Since only the text is wanted, print every entry below exactly and omit the images.
▶
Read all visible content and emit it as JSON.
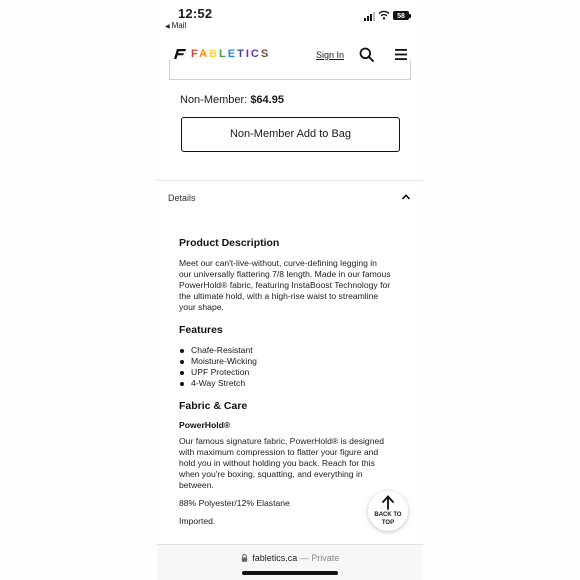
{
  "status_bar": {
    "time": "12:52",
    "back_label": "Mail",
    "battery": "58"
  },
  "header": {
    "logo_text": "FABLETICS",
    "signin_label": "Sign In"
  },
  "product": {
    "nonmember_label": "Non-Member:",
    "nonmember_price": "$64.95",
    "add_to_bag_label": "Non-Member Add to Bag"
  },
  "details": {
    "section_label": "Details",
    "description_heading": "Product Description",
    "description_lines": [
      "Meet our can't-live-without, curve-defining legging in",
      "our universally flattering 7/8 length. Made in our famous",
      "PowerHold® fabric, featuring InstaBoost Technology for",
      "the ultimate hold, with a high-rise waist to streamline",
      "your shape."
    ],
    "features_heading": "Features",
    "features": [
      "Chafe-Resistant",
      "Moisture-Wicking",
      "UPF Protection",
      "4-Way Stretch"
    ],
    "fabric_heading": "Fabric & Care",
    "fabric_subheading": "PowerHold®",
    "fabric_lines": [
      "Our famous signature fabric, PowerHold® is designed",
      "with maximum compression to flatter your figure and",
      "hold you in without holding you back. Reach for this",
      "when you're boxing, squatting, and everything in",
      "between."
    ],
    "composition": "88% Polyester/12% Elastane",
    "origin": "Imported."
  },
  "back_to_top": {
    "line1": "BACK TO",
    "line2": "TOP"
  },
  "url_bar": {
    "domain": "fabletics.ca",
    "separator": "—",
    "mode": "Private"
  },
  "icons": [
    "signal-icon",
    "wifi-icon",
    "battery-icon",
    "logo-icon",
    "search-icon",
    "menu-icon",
    "chevron-up-icon",
    "arrow-up-icon",
    "lock-icon"
  ]
}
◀
Solution to this exercise:
Read all visible content and emit it as JSON.
{
  "status_bar": {
    "time": "12:52",
    "back_label": "Mail",
    "battery": "58"
  },
  "header": {
    "logo_text": "FABLETICS",
    "signin_label": "Sign In"
  },
  "product": {
    "nonmember_label": "Non-Member:",
    "nonmember_price": "$64.95",
    "add_to_bag_label": "Non-Member Add to Bag"
  },
  "details": {
    "section_label": "Details",
    "description_heading": "Product Description",
    "description_lines": [
      "Meet our can't-live-without, curve-defining legging in",
      "our universally flattering 7/8 length. Made in our famous",
      "PowerHold® fabric, featuring InstaBoost Technology for",
      "the ultimate hold, with a high-rise waist to streamline",
      "your shape."
    ],
    "features_heading": "Features",
    "features": [
      "Chafe-Resistant",
      "Moisture-Wicking",
      "UPF Protection",
      "4-Way Stretch"
    ],
    "fabric_heading": "Fabric & Care",
    "fabric_subheading": "PowerHold®",
    "fabric_lines": [
      "Our famous signature fabric, PowerHold® is designed",
      "with maximum compression to flatter your figure and",
      "hold you in without holding you back. Reach for this",
      "when you're boxing, squatting, and everything in",
      "between."
    ],
    "composition": "88% Polyester/12% Elastane",
    "origin": "Imported."
  },
  "back_to_top": {
    "line1": "BACK TO",
    "line2": "TOP"
  },
  "url_bar": {
    "domain": "fabletics.ca",
    "separator": "—",
    "mode": "Private"
  },
  "icons": [
    "signal-icon",
    "wifi-icon",
    "battery-icon",
    "logo-icon",
    "search-icon",
    "menu-icon",
    "chevron-up-icon",
    "arrow-up-icon",
    "lock-icon"
  ]
}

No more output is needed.